Credit life insurance — should you buy it?
Once of the worst sales techniques is passive. You have all been caught. It’s the, “unless you opt out of this, you will be paying for it” trick. The place you find it most often is on the bottom of credit card agreements in the smallest print. Only when you get the first statement and read it through to the end, do you discover you agreed to insure the debt. In theory, this is a great idea. Should you die while the credit debt is outstanding, your family will not be struggling to find a lump sum to pay it off. It would be more useful if it covered you against a job loss. No wait. That would be too great a temptation. You build up the debt and then manage to get a pink slip. Suddenly you have no credit card debt. Far too easy to manipulate. So the number of circumstances in which the credit insurance will pay out are very limited. Worse, it often applies to young people who have good health and great life expectancy. Put another way, this is a scam and the credit card companies use it to pad out their bottom lines. Everyone who can opt out, should opt out of credit insurance for credit card debts and small bank overdrafts.

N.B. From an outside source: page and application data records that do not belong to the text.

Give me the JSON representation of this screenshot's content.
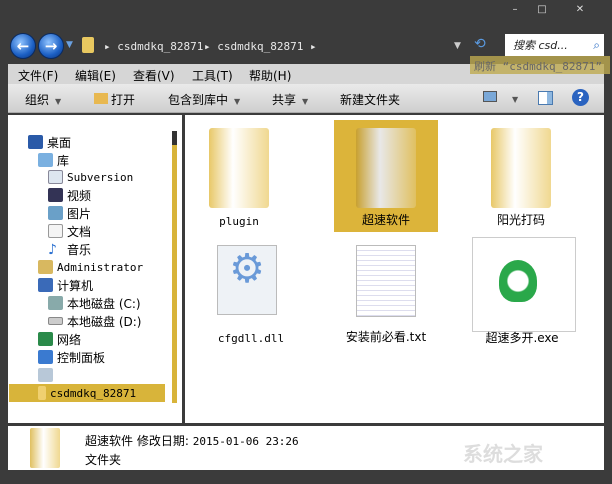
{
  "window": {
    "minimize": "–",
    "maximize": "□",
    "close": "✕"
  },
  "address": {
    "crumbs": [
      "csdmdkq_82871",
      "csdmdkq_82871"
    ],
    "search_placeholder": "搜索 csd...",
    "refresh_tooltip": "刷新 “csdmdkq_82871”"
  },
  "menu": [
    "文件(F)",
    "编辑(E)",
    "查看(V)",
    "工具(T)",
    "帮助(H)"
  ],
  "toolbar": {
    "organize": "组织",
    "open": "打开",
    "include": "包含到库中",
    "share": "共享",
    "new_folder": "新建文件夹"
  },
  "nav": {
    "desktop": "桌面",
    "libraries": "库",
    "subversion": "Subversion",
    "videos": "视频",
    "pictures": "图片",
    "documents": "文档",
    "music": "音乐",
    "admin": "Administrator",
    "computer": "计算机",
    "drive_c": "本地磁盘 (C:)",
    "drive_d": "本地磁盘 (D:)",
    "network": "网络",
    "control_panel": "控制面板",
    "current": "csdmdkq_82871"
  },
  "files": [
    {
      "name": "plugin"
    },
    {
      "name": "超速软件"
    },
    {
      "name": "阳光打码"
    },
    {
      "name": "cfgdll.dll"
    },
    {
      "name": "安装前必看.txt"
    },
    {
      "name": "超速多开.exe"
    }
  ],
  "details": {
    "name": "超速软件",
    "modified_label": "修改日期:",
    "modified": "2015-01-06 23:26",
    "type": "文件夹"
  },
  "watermark": "系统之家"
}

Except, it might actually be worth considering for major loans. The largest single purchase most people make is their home. It makes sense to cover the outstanding balance of your mortgage with a life policy. It’s the same when you buy a new vehicle. The average price is around $30,000 for a reasonably reliable family car. If you have to borrow and then add in the interest, this also adds quite a large amount to the debt outstanding should you die. So how does credit insurance work?
Think of this as being like term life insurance, i.e. a policy you put in place for a fixed period of time and, in most cases, you do not intend to renew. It’s for a maximum amount and does not have any investment or cash value. But, unlike insuring your life for a fixed sum, this insures the decreasing balance on the loan. So, if you were to die within the first few months, there would be a big payout relative to the premiums paid. But if your loan has a five year term, the amount payable in the last year might be very low when you add up how much you have paid as premiums. Unfortunately, once you buy into this type of policy, you cannot opt out. You pay the same monthly amount through the term of the loan. There’s one element of unfairness in this. You actually buy the cover for a lump sum, borrow the money to pay for it, and then pay interest on the additional loan. Should you buy if you are borrowing a large sum?

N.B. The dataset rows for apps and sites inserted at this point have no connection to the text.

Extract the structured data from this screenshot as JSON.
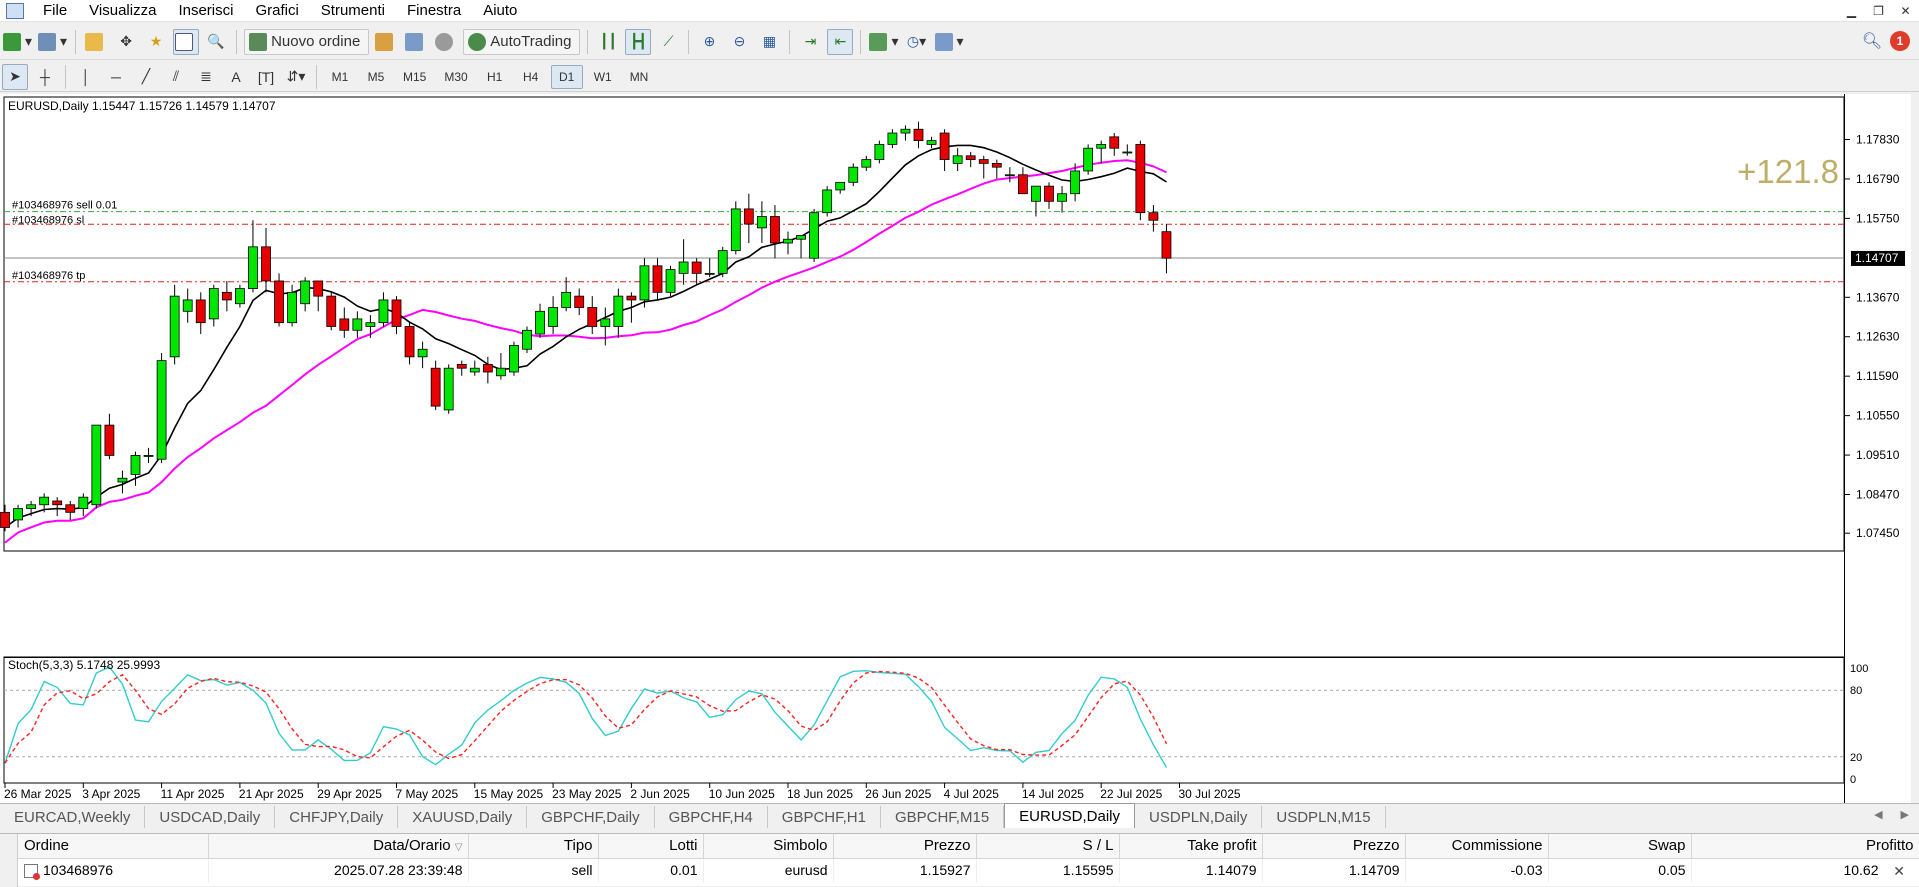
{
  "menu": [
    "File",
    "Visualizza",
    "Inserisci",
    "Grafici",
    "Strumenti",
    "Finestra",
    "Aiuto"
  ],
  "toolbar": {
    "new_order_label": "Nuovo ordine",
    "autotrading_label": "AutoTrading",
    "notification_count": "1"
  },
  "timeframes": [
    "M1",
    "M5",
    "M15",
    "M30",
    "H1",
    "H4",
    "D1",
    "W1",
    "MN"
  ],
  "active_timeframe": "D1",
  "chart": {
    "header": "EURUSD,Daily  1.15447 1.15726 1.14579 1.14707",
    "profit_overlay": "+121.8",
    "current_price_label": "1.14707",
    "lines": {
      "sell": "#103468976 sell 0.01",
      "sl": "#103468976 sl",
      "tp": "#103468976 tp"
    },
    "levels": {
      "sell": 1.15927,
      "sl": 1.15595,
      "tp": 1.14079,
      "current": 1.14707
    },
    "ylabels": [
      "1.17830",
      "1.16790",
      "1.15750",
      "1.14707",
      "1.13670",
      "1.12630",
      "1.11590",
      "1.10550",
      "1.09510",
      "1.08470",
      "1.07450"
    ],
    "xlabels": [
      "26 Mar 2025",
      "3 Apr 2025",
      "11 Apr 2025",
      "21 Apr 2025",
      "29 Apr 2025",
      "7 May 2025",
      "15 May 2025",
      "23 May 2025",
      "2 Jun 2025",
      "10 Jun 2025",
      "18 Jun 2025",
      "26 Jun 2025",
      "4 Jul 2025",
      "14 Jul 2025",
      "22 Jul 2025",
      "30 Jul 2025"
    ],
    "stoch_label": "Stoch(5,3,3) 5.1748 25.9993",
    "stoch_levels": [
      "100",
      "80",
      "20",
      "0"
    ],
    "colors": {
      "bull": "#00e600",
      "bear": "#e60000",
      "ma_fast": "#000000",
      "ma_slow": "#ff00ff",
      "stoch_main": "#33cccc",
      "stoch_signal": "#ff2020",
      "profit": "#bfae6a"
    }
  },
  "chart_data": {
    "type": "candlestick",
    "symbol": "EURUSD",
    "timeframe": "Daily",
    "ylim": [
      1.0735,
      1.1895
    ],
    "ohlc": [
      [
        1.08,
        1.082,
        1.075,
        1.076
      ],
      [
        1.078,
        1.082,
        1.076,
        1.081
      ],
      [
        1.081,
        1.083,
        1.079,
        1.082
      ],
      [
        1.082,
        1.085,
        1.08,
        1.084
      ],
      [
        1.083,
        1.084,
        1.079,
        1.082
      ],
      [
        1.082,
        1.083,
        1.078,
        1.08
      ],
      [
        1.081,
        1.085,
        1.079,
        1.084
      ],
      [
        1.082,
        1.094,
        1.081,
        1.103
      ],
      [
        1.103,
        1.106,
        1.094,
        1.095
      ],
      [
        1.088,
        1.091,
        1.085,
        1.089
      ],
      [
        1.09,
        1.096,
        1.087,
        1.095
      ],
      [
        1.095,
        1.097,
        1.093,
        1.095
      ],
      [
        1.094,
        1.122,
        1.093,
        1.12
      ],
      [
        1.121,
        1.14,
        1.119,
        1.137
      ],
      [
        1.133,
        1.139,
        1.13,
        1.136
      ],
      [
        1.136,
        1.138,
        1.127,
        1.13
      ],
      [
        1.131,
        1.14,
        1.129,
        1.139
      ],
      [
        1.138,
        1.141,
        1.133,
        1.136
      ],
      [
        1.135,
        1.14,
        1.134,
        1.139
      ],
      [
        1.139,
        1.157,
        1.138,
        1.15
      ],
      [
        1.15,
        1.155,
        1.138,
        1.141
      ],
      [
        1.141,
        1.143,
        1.129,
        1.13
      ],
      [
        1.13,
        1.14,
        1.129,
        1.138
      ],
      [
        1.135,
        1.142,
        1.133,
        1.141
      ],
      [
        1.141,
        1.141,
        1.133,
        1.137
      ],
      [
        1.137,
        1.138,
        1.128,
        1.129
      ],
      [
        1.131,
        1.134,
        1.126,
        1.128
      ],
      [
        1.128,
        1.133,
        1.126,
        1.131
      ],
      [
        1.129,
        1.132,
        1.126,
        1.13
      ],
      [
        1.13,
        1.138,
        1.129,
        1.136
      ],
      [
        1.136,
        1.137,
        1.127,
        1.129
      ],
      [
        1.129,
        1.13,
        1.119,
        1.121
      ],
      [
        1.121,
        1.125,
        1.118,
        1.123
      ],
      [
        1.118,
        1.12,
        1.107,
        1.108
      ],
      [
        1.107,
        1.119,
        1.106,
        1.118
      ],
      [
        1.119,
        1.12,
        1.116,
        1.118
      ],
      [
        1.117,
        1.12,
        1.116,
        1.118
      ],
      [
        1.119,
        1.121,
        1.114,
        1.117
      ],
      [
        1.116,
        1.122,
        1.115,
        1.118
      ],
      [
        1.117,
        1.125,
        1.116,
        1.124
      ],
      [
        1.123,
        1.129,
        1.122,
        1.128
      ],
      [
        1.127,
        1.135,
        1.126,
        1.133
      ],
      [
        1.129,
        1.137,
        1.127,
        1.134
      ],
      [
        1.134,
        1.142,
        1.133,
        1.138
      ],
      [
        1.137,
        1.139,
        1.132,
        1.134
      ],
      [
        1.134,
        1.137,
        1.127,
        1.129
      ],
      [
        1.129,
        1.134,
        1.124,
        1.131
      ],
      [
        1.129,
        1.139,
        1.126,
        1.137
      ],
      [
        1.137,
        1.138,
        1.13,
        1.136
      ],
      [
        1.136,
        1.147,
        1.134,
        1.145
      ],
      [
        1.145,
        1.147,
        1.136,
        1.138
      ],
      [
        1.138,
        1.145,
        1.137,
        1.144
      ],
      [
        1.143,
        1.152,
        1.14,
        1.146
      ],
      [
        1.146,
        1.147,
        1.14,
        1.143
      ],
      [
        1.143,
        1.147,
        1.142,
        1.143
      ],
      [
        1.143,
        1.15,
        1.142,
        1.149
      ],
      [
        1.149,
        1.162,
        1.148,
        1.16
      ],
      [
        1.16,
        1.164,
        1.151,
        1.156
      ],
      [
        1.155,
        1.162,
        1.151,
        1.158
      ],
      [
        1.158,
        1.161,
        1.147,
        1.151
      ],
      [
        1.151,
        1.154,
        1.148,
        1.152
      ],
      [
        1.152,
        1.153,
        1.147,
        1.153
      ],
      [
        1.147,
        1.16,
        1.146,
        1.159
      ],
      [
        1.159,
        1.166,
        1.158,
        1.165
      ],
      [
        1.165,
        1.167,
        1.164,
        1.167
      ],
      [
        1.167,
        1.172,
        1.166,
        1.171
      ],
      [
        1.171,
        1.174,
        1.17,
        1.173
      ],
      [
        1.173,
        1.178,
        1.172,
        1.177
      ],
      [
        1.177,
        1.181,
        1.176,
        1.18
      ],
      [
        1.18,
        1.182,
        1.178,
        1.181
      ],
      [
        1.181,
        1.183,
        1.176,
        1.178
      ],
      [
        1.177,
        1.179,
        1.176,
        1.178
      ],
      [
        1.18,
        1.181,
        1.17,
        1.173
      ],
      [
        1.172,
        1.176,
        1.17,
        1.174
      ],
      [
        1.174,
        1.175,
        1.171,
        1.173
      ],
      [
        1.173,
        1.174,
        1.168,
        1.172
      ],
      [
        1.172,
        1.173,
        1.168,
        1.171
      ],
      [
        1.169,
        1.171,
        1.167,
        1.169
      ],
      [
        1.169,
        1.171,
        1.164,
        1.164
      ],
      [
        1.162,
        1.165,
        1.158,
        1.166
      ],
      [
        1.166,
        1.167,
        1.16,
        1.162
      ],
      [
        1.162,
        1.166,
        1.159,
        1.164
      ],
      [
        1.164,
        1.172,
        1.162,
        1.17
      ],
      [
        1.17,
        1.177,
        1.169,
        1.176
      ],
      [
        1.176,
        1.178,
        1.172,
        1.177
      ],
      [
        1.179,
        1.18,
        1.174,
        1.176
      ],
      [
        1.175,
        1.177,
        1.174,
        1.175
      ],
      [
        1.177,
        1.178,
        1.157,
        1.159
      ],
      [
        1.159,
        1.161,
        1.154,
        1.157
      ],
      [
        1.154,
        1.156,
        1.143,
        1.147
      ]
    ],
    "stochastic": {
      "main_last": 5.1748,
      "signal_last": 25.9993,
      "levels": [
        20,
        80
      ]
    }
  },
  "tabs": [
    "EURCAD,Weekly",
    "USDCAD,Daily",
    "CHFJPY,Daily",
    "XAUUSD,Daily",
    "GBPCHF,Daily",
    "GBPCHF,H4",
    "GBPCHF,H1",
    "GBPCHF,M15",
    "EURUSD,Daily",
    "USDPLN,Daily",
    "USDPLN,M15"
  ],
  "active_tab": "EURUSD,Daily",
  "terminal": {
    "columns": [
      "Ordine",
      "Data/Orario",
      "Tipo",
      "Lotti",
      "Simbolo",
      "Prezzo",
      "S / L",
      "Take profit",
      "Prezzo",
      "Commissione",
      "Swap",
      "Profitto"
    ],
    "sorted_column_marker": "▽",
    "rows": [
      [
        "103468976",
        "2025.07.28 23:39:48",
        "sell",
        "0.01",
        "eurusd",
        "1.15927",
        "1.15595",
        "1.14079",
        "1.14709",
        "-0.03",
        "0.05",
        "10.62"
      ]
    ]
  }
}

- It gives you peace of mind knowing a big debt will be paid off should you die; and
- when you are young, it protects your family from debts; but

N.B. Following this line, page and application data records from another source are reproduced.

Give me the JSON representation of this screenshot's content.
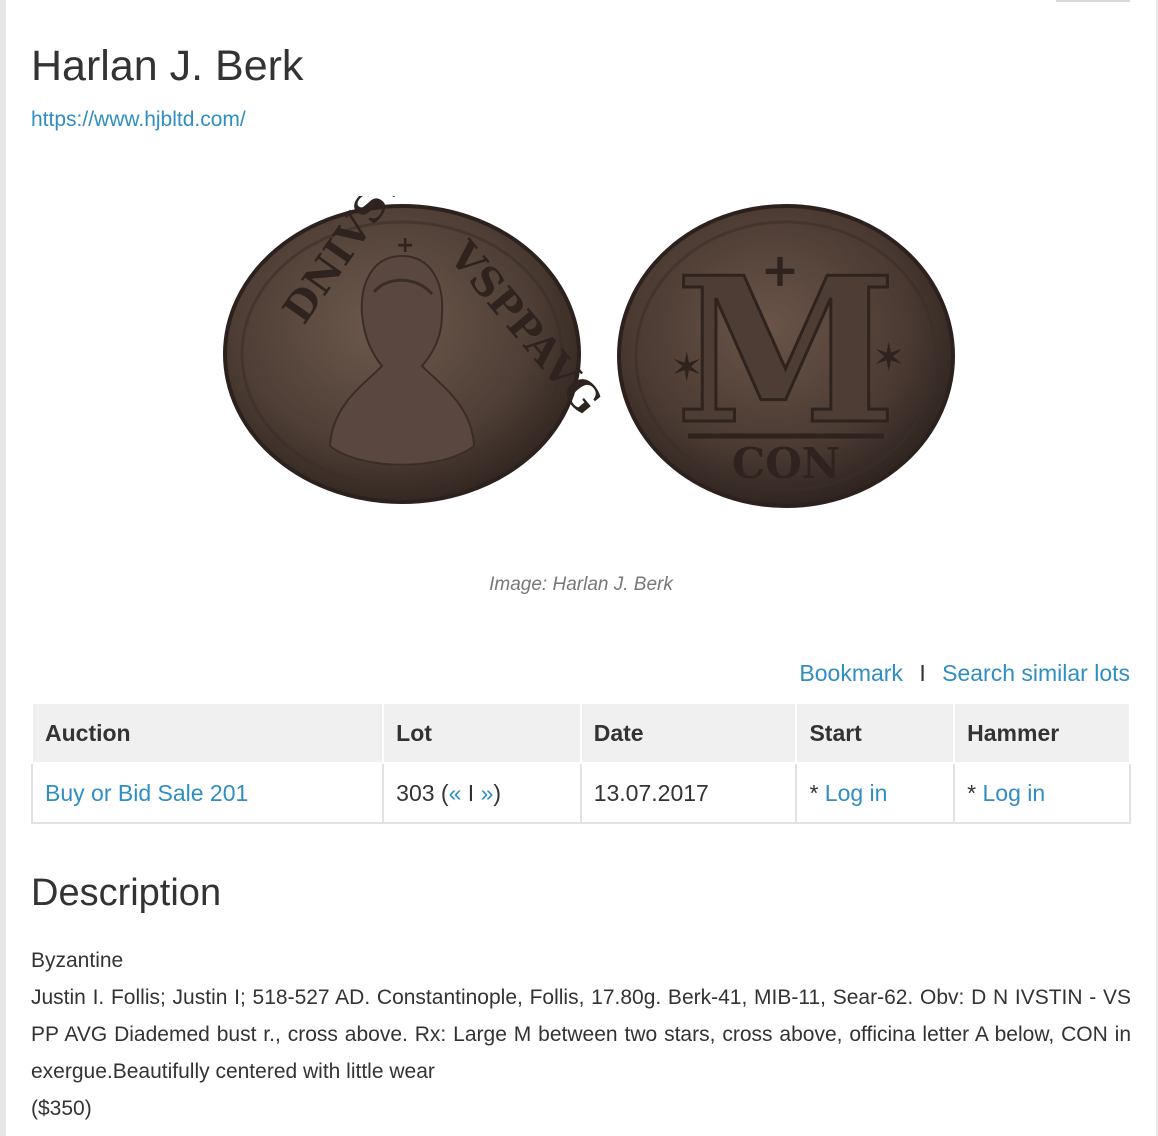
{
  "seller": {
    "name": "Harlan J. Berk",
    "url": "https://www.hjbltd.com/"
  },
  "image": {
    "caption": "Image: Harlan J. Berk",
    "obverse_legend": "DNIVSTIN VSPPAVG",
    "reverse_exergue": "CON",
    "reverse_letter": "M"
  },
  "actions": {
    "bookmark": "Bookmark",
    "separator": "I",
    "search_similar": "Search similar lots"
  },
  "table": {
    "headers": {
      "auction": "Auction",
      "lot": "Lot",
      "date": "Date",
      "start": "Start",
      "hammer": "Hammer"
    },
    "row": {
      "auction": "Buy or Bid Sale 201",
      "lot_number": "303",
      "prev": "«",
      "lot_sep": "I",
      "next": "»",
      "date": "13.07.2017",
      "start_prefix": "*",
      "start_link": "Log in",
      "hammer_prefix": "*",
      "hammer_link": "Log in"
    }
  },
  "description": {
    "title": "Description",
    "category": "Byzantine",
    "body": "Justin I. Follis; Justin I; 518-527 AD. Constantinople, Follis, 17.80g. Berk-41, MIB-11, Sear-62. Obv: D N IVSTIN - VS PP AVG Diademed bust r., cross above. Rx: Large M between two stars, cross above, officina letter A below, CON in exergue.Beautifully centered with little wear",
    "price": "($350)"
  }
}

- it's usually more expensive than buying term life insurance where the premium is payable monthly without interest added - get quotes through this site to find out which is better value.